Some readers have been kind enough to comment on my first post about The Animals of St Gregory by Brian (Brendan) O'Malley. They have picked up on animal characteristics that either they or those close to them have observed but, in almost every case, the character alluded to is a human or animal trait whereas, what St Gregory and Brendan O'Malley have in mind are spiritual marks that may also be associated with an animal.

So, today I have selected Brother Horse for a little closer scrutiny and it would be interesting to see if you agree with my identification of  the living person who closely resembles O'Malley's assessment. Here is a precis of his character.

Brother Horse, above all else, is an animal who with every ounce of his body and soul has surrendered himself to God and become totally absorbed in God's love as a result.
He is, of course, beautifully proportioned 'with supple, rippling muscles and a high prancing action' (keep thinking spiritual, not temporal).

Through the medium of prayer and meditation he knows his innermost self well and is able to rein in any earthly tendencies towards sin by chastity and continence.
These gird him well and he is, as a result, able to enter any arena without fear. He responds to the 'hidden word' of his Master and is confident in his humility and charity so that he can cope calmly with the uproar that often surrounds him.

O'Malley writes: "The immediate fruit of the horse's prayer was tranquillity gained through constant attention to the presence of God. His pasture was prayer, the nourishment and inward refreshment of his soul. He gazed on lofty heights gained through travelling long in the valley of tears".

As Brother Horse draws ever closer to God so his white body becomes more luminous, brilliant with the light of righteousness and the burning fire of chastity. Truly, he is the very essence of goodness and authority.
Through prayer and mortification he is able to accomodate a series of hurdles and, at the same time, place all his energy into one concerted leap
 '..through being co-centred with Christ into Being itself'.

The book, The Animals of St Gregory by Brian O'Malley is beautifully illustrated with exceptional wood engravings by Simon Brett.
Click on the Lions Head for his website.

Oh, and the person whom I most closely associate Brother Horse with is, of course, The Holy Father, Pope Benedict XVI - but then you knew that already!


  1. Thanks God you write good things and I follow your blog.

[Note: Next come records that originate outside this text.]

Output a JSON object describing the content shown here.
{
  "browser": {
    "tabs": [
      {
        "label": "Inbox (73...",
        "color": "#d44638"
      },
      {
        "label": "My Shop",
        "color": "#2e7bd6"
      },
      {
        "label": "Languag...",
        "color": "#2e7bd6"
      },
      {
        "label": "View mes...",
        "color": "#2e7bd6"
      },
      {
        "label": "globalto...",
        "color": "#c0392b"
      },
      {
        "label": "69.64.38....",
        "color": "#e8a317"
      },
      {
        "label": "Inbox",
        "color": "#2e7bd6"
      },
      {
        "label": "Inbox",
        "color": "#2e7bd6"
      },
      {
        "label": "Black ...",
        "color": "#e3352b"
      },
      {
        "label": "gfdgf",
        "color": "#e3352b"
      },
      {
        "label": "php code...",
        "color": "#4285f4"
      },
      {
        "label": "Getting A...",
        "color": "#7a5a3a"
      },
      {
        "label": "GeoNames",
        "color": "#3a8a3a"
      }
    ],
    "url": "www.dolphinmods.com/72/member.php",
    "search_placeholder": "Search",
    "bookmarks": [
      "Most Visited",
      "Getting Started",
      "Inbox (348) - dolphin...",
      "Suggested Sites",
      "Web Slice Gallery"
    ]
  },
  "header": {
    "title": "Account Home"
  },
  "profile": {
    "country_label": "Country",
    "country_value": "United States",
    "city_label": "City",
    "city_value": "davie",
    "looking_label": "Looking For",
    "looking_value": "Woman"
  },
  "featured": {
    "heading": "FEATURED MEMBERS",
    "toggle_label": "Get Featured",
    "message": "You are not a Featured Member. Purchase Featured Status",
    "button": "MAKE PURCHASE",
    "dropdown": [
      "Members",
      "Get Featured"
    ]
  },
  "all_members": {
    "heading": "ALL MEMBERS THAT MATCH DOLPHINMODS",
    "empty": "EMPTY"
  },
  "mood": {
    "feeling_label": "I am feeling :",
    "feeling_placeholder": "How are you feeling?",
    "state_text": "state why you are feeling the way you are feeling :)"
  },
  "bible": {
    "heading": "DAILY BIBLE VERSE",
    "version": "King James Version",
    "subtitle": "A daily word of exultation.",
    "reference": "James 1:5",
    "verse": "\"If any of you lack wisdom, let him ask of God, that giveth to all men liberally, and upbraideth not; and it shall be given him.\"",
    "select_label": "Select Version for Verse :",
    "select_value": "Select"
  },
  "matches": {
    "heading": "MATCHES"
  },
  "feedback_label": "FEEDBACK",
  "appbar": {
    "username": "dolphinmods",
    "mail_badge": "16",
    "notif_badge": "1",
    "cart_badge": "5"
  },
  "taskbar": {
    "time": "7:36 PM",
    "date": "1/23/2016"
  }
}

I was reading an antropological essay about chivalry and the only things I was reading about were ancient pagan or supersticious sciamanic rites.
    Thank you a lot

  2. I enjoyed this post.Thank you.